* WHAT IS NEEDED:
Print out all of the data below, keeping it identical to the original.

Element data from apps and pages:
_____

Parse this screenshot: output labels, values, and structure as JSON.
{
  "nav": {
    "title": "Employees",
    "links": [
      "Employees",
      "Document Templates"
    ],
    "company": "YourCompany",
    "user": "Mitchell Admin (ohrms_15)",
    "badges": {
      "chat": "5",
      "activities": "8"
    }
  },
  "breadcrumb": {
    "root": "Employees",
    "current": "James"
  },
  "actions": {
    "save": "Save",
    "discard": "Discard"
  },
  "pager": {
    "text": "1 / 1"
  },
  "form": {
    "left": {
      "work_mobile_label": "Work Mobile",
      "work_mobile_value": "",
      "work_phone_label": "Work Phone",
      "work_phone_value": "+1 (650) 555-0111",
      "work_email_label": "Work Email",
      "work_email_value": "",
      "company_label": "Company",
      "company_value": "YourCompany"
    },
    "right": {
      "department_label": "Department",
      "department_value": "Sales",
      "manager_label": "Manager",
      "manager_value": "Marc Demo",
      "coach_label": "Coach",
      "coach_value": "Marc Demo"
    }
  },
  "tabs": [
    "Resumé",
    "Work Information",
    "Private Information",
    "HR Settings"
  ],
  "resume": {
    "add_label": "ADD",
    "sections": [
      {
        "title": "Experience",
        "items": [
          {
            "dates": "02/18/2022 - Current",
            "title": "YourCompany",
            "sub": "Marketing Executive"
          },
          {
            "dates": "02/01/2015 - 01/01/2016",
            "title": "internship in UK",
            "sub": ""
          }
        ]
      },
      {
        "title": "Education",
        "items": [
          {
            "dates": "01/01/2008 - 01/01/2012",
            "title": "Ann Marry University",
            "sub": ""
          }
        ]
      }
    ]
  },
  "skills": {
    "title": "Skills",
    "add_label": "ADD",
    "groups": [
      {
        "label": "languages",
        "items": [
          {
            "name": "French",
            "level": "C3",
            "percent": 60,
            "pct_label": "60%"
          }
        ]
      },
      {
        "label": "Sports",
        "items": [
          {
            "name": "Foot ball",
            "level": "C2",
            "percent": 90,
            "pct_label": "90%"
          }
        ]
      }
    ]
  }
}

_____

* WORKED SOLUTION:
Parse this screenshot: output labels, values, and structure as JSON.
{
  "nav": {
    "title": "Employees",
    "links": [
      "Employees",
      "Document Templates"
    ],
    "company": "YourCompany",
    "user": "Mitchell Admin (ohrms_15)",
    "badges": {
      "chat": "5",
      "activities": "8"
    }
  },
  "breadcrumb": {
    "root": "Employees",
    "current": "James"
  },
  "actions": {
    "save": "Save",
    "discard": "Discard"
  },
  "pager": {
    "text": "1 / 1"
  },
  "form": {
    "left": {
      "work_mobile_label": "Work Mobile",
      "work_mobile_value": "",
      "work_phone_label": "Work Phone",
      "work_phone_value": "+1 (650) 555-0111",
      "work_email_label": "Work Email",
      "work_email_value": "",
      "company_label": "Company",
      "company_value": "YourCompany"
    },
    "right": {
      "department_label": "Department",
      "department_value": "Sales",
      "manager_label": "Manager",
      "manager_value": "Marc Demo",
      "coach_label": "Coach",
      "coach_value": "Marc Demo"
    }
  },
  "tabs": [
    "Resumé",
    "Work Information",
    "Private Information",
    "HR Settings"
  ],
  "resume": {
    "add_label": "ADD",
    "sections": [
      {
        "title": "Experience",
        "items": [
          {
            "dates": "02/18/2022 - Current",
            "title": "YourCompany",
            "sub": "Marketing Executive"
          },
          {
            "dates": "02/01/2015 - 01/01/2016",
            "title": "internship in UK",
            "sub": ""
          }
        ]
      },
      {
        "title": "Education",
        "items": [
          {
            "dates": "01/01/2008 - 01/01/2012",
            "title": "Ann Marry University",
            "sub": ""
          }
        ]
      }
    ]
  },
  "skills": {
    "title": "Skills",
    "add_label": "ADD",
    "groups": [
      {
        "label": "languages",
        "items": [
          {
            "name": "French",
            "level": "C3",
            "percent": 60,
            "pct_label": "60%"
          }
        ]
      },
      {
        "label": "Sports",
        "items": [
          {
            "name": "Foot ball",
            "level": "C2",
            "percent": 90,
            "pct_label": "90%"
          }
        ]
      }
    ]
  }
}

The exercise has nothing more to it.